= RECORDS PROVIDED =
┏━━

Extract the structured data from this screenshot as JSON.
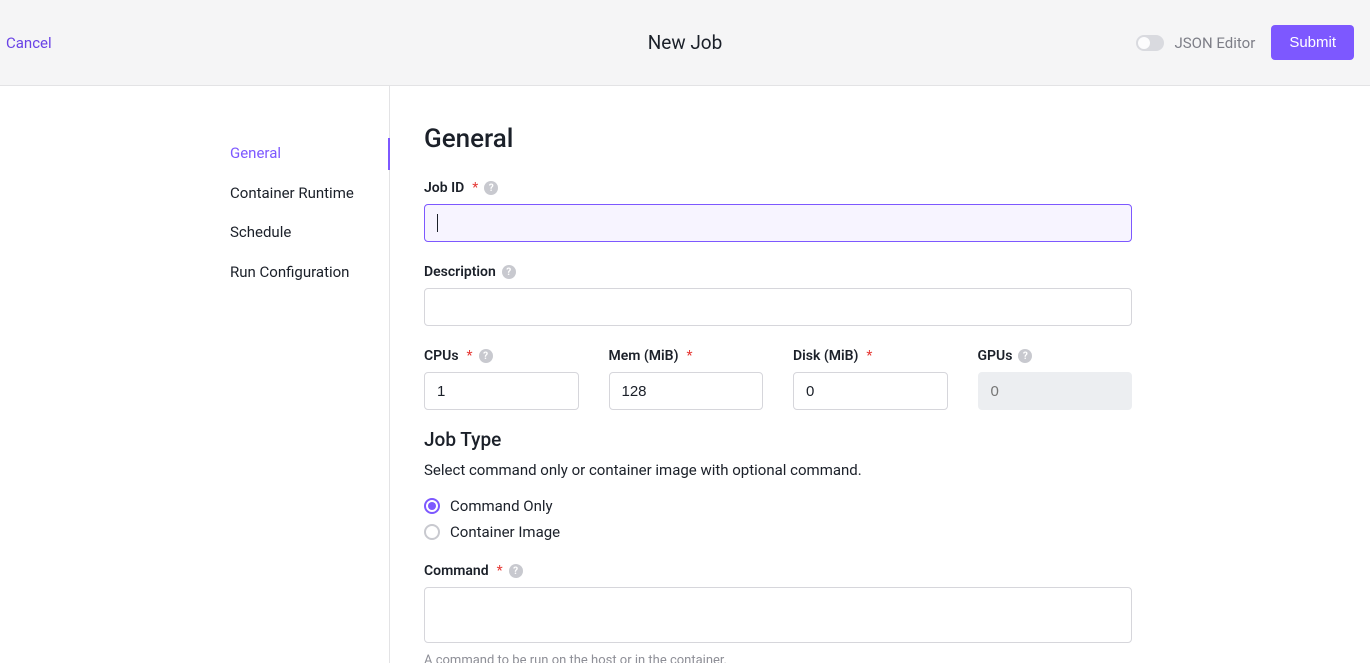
{
  "header": {
    "cancel": "Cancel",
    "title": "New Job",
    "json_editor_label": "JSON Editor",
    "submit": "Submit"
  },
  "sidebar": {
    "items": [
      {
        "label": "General",
        "active": true
      },
      {
        "label": "Container Runtime",
        "active": false
      },
      {
        "label": "Schedule",
        "active": false
      },
      {
        "label": "Run Configuration",
        "active": false
      }
    ]
  },
  "form": {
    "section_title": "General",
    "job_id": {
      "label": "Job ID",
      "value": ""
    },
    "description": {
      "label": "Description",
      "value": ""
    },
    "cpus": {
      "label": "CPUs",
      "value": "1"
    },
    "mem": {
      "label": "Mem (MiB)",
      "value": "128"
    },
    "disk": {
      "label": "Disk (MiB)",
      "value": "0"
    },
    "gpus": {
      "label": "GPUs",
      "placeholder": "0"
    },
    "job_type": {
      "title": "Job Type",
      "desc": "Select command only or container image with optional command.",
      "options": [
        {
          "label": "Command Only",
          "selected": true
        },
        {
          "label": "Container Image",
          "selected": false
        }
      ]
    },
    "command": {
      "label": "Command",
      "value": "",
      "hint": "A command to be run on the host or in the container."
    }
  }
}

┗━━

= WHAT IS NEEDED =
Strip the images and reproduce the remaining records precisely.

= EXERCISE SOLUTION =
Extract the structured data from this screenshot as JSON.
{
  "header": {
    "cancel": "Cancel",
    "title": "New Job",
    "json_editor_label": "JSON Editor",
    "submit": "Submit"
  },
  "sidebar": {
    "items": [
      {
        "label": "General",
        "active": true
      },
      {
        "label": "Container Runtime",
        "active": false
      },
      {
        "label": "Schedule",
        "active": false
      },
      {
        "label": "Run Configuration",
        "active": false
      }
    ]
  },
  "form": {
    "section_title": "General",
    "job_id": {
      "label": "Job ID",
      "value": ""
    },
    "description": {
      "label": "Description",
      "value": ""
    },
    "cpus": {
      "label": "CPUs",
      "value": "1"
    },
    "mem": {
      "label": "Mem (MiB)",
      "value": "128"
    },
    "disk": {
      "label": "Disk (MiB)",
      "value": "0"
    },
    "gpus": {
      "label": "GPUs",
      "placeholder": "0"
    },
    "job_type": {
      "title": "Job Type",
      "desc": "Select command only or container image with optional command.",
      "options": [
        {
          "label": "Command Only",
          "selected": true
        },
        {
          "label": "Container Image",
          "selected": false
        }
      ]
    },
    "command": {
      "label": "Command",
      "value": "",
      "hint": "A command to be run on the host or in the container."
    }
  }
}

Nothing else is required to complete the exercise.